## Given data
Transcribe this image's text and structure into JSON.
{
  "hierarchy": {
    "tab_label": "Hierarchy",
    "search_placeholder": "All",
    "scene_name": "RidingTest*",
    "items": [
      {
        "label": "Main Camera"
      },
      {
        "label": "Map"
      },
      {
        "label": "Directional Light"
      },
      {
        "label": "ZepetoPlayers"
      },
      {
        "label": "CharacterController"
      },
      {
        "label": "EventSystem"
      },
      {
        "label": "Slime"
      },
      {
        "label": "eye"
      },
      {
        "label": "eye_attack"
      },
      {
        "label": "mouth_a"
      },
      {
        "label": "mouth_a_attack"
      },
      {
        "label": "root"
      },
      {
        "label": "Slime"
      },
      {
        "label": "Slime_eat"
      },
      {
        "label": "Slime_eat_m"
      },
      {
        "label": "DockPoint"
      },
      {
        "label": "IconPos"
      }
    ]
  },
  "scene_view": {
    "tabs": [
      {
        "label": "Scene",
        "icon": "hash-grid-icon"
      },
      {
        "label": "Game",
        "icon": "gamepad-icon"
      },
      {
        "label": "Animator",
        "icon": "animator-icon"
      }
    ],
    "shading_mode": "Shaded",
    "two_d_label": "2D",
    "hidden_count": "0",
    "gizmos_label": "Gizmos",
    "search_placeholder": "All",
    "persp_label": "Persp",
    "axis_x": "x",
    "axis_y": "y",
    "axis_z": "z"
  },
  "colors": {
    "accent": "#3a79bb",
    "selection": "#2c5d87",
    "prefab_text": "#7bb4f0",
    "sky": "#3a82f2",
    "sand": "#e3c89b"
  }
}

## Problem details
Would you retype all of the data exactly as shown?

## Output for this task
Transcribe this image's text and structure into JSON.
{
  "hierarchy": {
    "tab_label": "Hierarchy",
    "search_placeholder": "All",
    "scene_name": "RidingTest*",
    "items": [
      {
        "label": "Main Camera"
      },
      {
        "label": "Map"
      },
      {
        "label": "Directional Light"
      },
      {
        "label": "ZepetoPlayers"
      },
      {
        "label": "CharacterController"
      },
      {
        "label": "EventSystem"
      },
      {
        "label": "Slime"
      },
      {
        "label": "eye"
      },
      {
        "label": "eye_attack"
      },
      {
        "label": "mouth_a"
      },
      {
        "label": "mouth_a_attack"
      },
      {
        "label": "root"
      },
      {
        "label": "Slime"
      },
      {
        "label": "Slime_eat"
      },
      {
        "label": "Slime_eat_m"
      },
      {
        "label": "DockPoint"
      },
      {
        "label": "IconPos"
      }
    ]
  },
  "scene_view": {
    "tabs": [
      {
        "label": "Scene",
        "icon": "hash-grid-icon"
      },
      {
        "label": "Game",
        "icon": "gamepad-icon"
      },
      {
        "label": "Animator",
        "icon": "animator-icon"
      }
    ],
    "shading_mode": "Shaded",
    "two_d_label": "2D",
    "hidden_count": "0",
    "gizmos_label": "Gizmos",
    "search_placeholder": "All",
    "persp_label": "Persp",
    "axis_x": "x",
    "axis_y": "y",
    "axis_z": "z"
  },
  "colors": {
    "accent": "#3a79bb",
    "selection": "#2c5d87",
    "prefab_text": "#7bb4f0",
    "sky": "#3a82f2",
    "sand": "#e3c89b"
  }
}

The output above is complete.